:: WORK TASK ::
The reply should repeat all of the data word for word, with no pictures.

[Opening GIVEN DATA section]

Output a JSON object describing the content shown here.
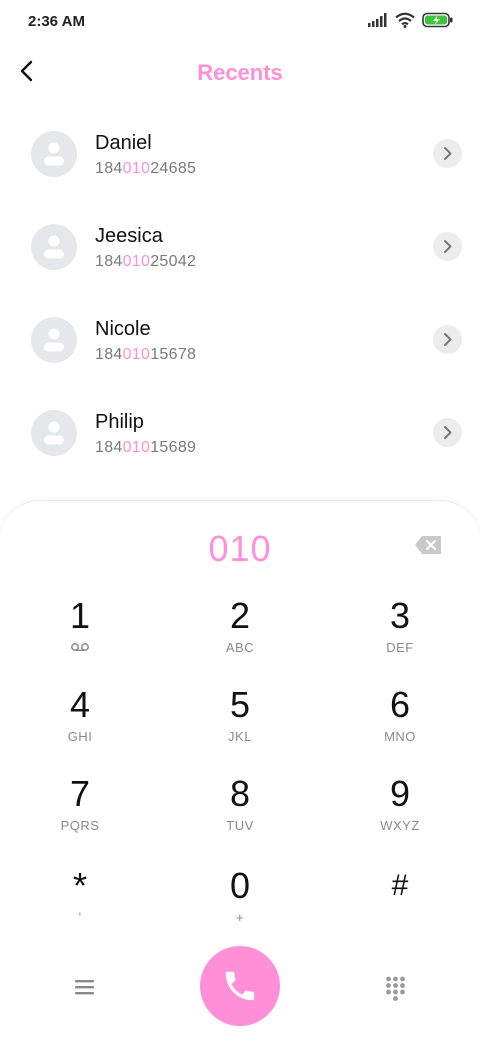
{
  "status": {
    "time": "2:36 AM"
  },
  "header": {
    "title": "Recents"
  },
  "contacts": [
    {
      "name": "Daniel",
      "pre": "184",
      "hl": "010",
      "post": "24685"
    },
    {
      "name": "Jeesica",
      "pre": "184",
      "hl": "010",
      "post": "25042"
    },
    {
      "name": "Nicole",
      "pre": "184",
      "hl": "010",
      "post": "15678"
    },
    {
      "name": "Philip",
      "pre": "184",
      "hl": "010",
      "post": "15689"
    }
  ],
  "dialer": {
    "input": "010",
    "keys": [
      {
        "digit": "1",
        "letters": ""
      },
      {
        "digit": "2",
        "letters": "ABC"
      },
      {
        "digit": "3",
        "letters": "DEF"
      },
      {
        "digit": "4",
        "letters": "GHI"
      },
      {
        "digit": "5",
        "letters": "JKL"
      },
      {
        "digit": "6",
        "letters": "MNO"
      },
      {
        "digit": "7",
        "letters": "PQRS"
      },
      {
        "digit": "8",
        "letters": "TUV"
      },
      {
        "digit": "9",
        "letters": "WXYZ"
      },
      {
        "digit": "*",
        "letters": ","
      },
      {
        "digit": "0",
        "letters": "+"
      },
      {
        "digit": "#",
        "letters": ""
      }
    ]
  },
  "icons": {
    "signal": "signal-icon",
    "wifi": "wifi-icon",
    "battery": "battery-charging-icon",
    "back": "back-arrow-icon",
    "chevron": "chevron-right-icon",
    "backspace": "backspace-icon",
    "voicemail": "voicemail-icon",
    "menu": "menu-icon",
    "call": "phone-icon",
    "dialpad": "dialpad-icon"
  },
  "colors": {
    "accent": "#ff8fd6",
    "battery": "#3cc43c"
  }
}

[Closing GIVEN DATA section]

:: EXERCISE OUTPUT ::
Output a JSON object describing the content shown here.
{
  "status": {
    "time": "2:36 AM"
  },
  "header": {
    "title": "Recents"
  },
  "contacts": [
    {
      "name": "Daniel",
      "pre": "184",
      "hl": "010",
      "post": "24685"
    },
    {
      "name": "Jeesica",
      "pre": "184",
      "hl": "010",
      "post": "25042"
    },
    {
      "name": "Nicole",
      "pre": "184",
      "hl": "010",
      "post": "15678"
    },
    {
      "name": "Philip",
      "pre": "184",
      "hl": "010",
      "post": "15689"
    }
  ],
  "dialer": {
    "input": "010",
    "keys": [
      {
        "digit": "1",
        "letters": ""
      },
      {
        "digit": "2",
        "letters": "ABC"
      },
      {
        "digit": "3",
        "letters": "DEF"
      },
      {
        "digit": "4",
        "letters": "GHI"
      },
      {
        "digit": "5",
        "letters": "JKL"
      },
      {
        "digit": "6",
        "letters": "MNO"
      },
      {
        "digit": "7",
        "letters": "PQRS"
      },
      {
        "digit": "8",
        "letters": "TUV"
      },
      {
        "digit": "9",
        "letters": "WXYZ"
      },
      {
        "digit": "*",
        "letters": ","
      },
      {
        "digit": "0",
        "letters": "+"
      },
      {
        "digit": "#",
        "letters": ""
      }
    ]
  },
  "icons": {
    "signal": "signal-icon",
    "wifi": "wifi-icon",
    "battery": "battery-charging-icon",
    "back": "back-arrow-icon",
    "chevron": "chevron-right-icon",
    "backspace": "backspace-icon",
    "voicemail": "voicemail-icon",
    "menu": "menu-icon",
    "call": "phone-icon",
    "dialpad": "dialpad-icon"
  },
  "colors": {
    "accent": "#ff8fd6",
    "battery": "#3cc43c"
  }
}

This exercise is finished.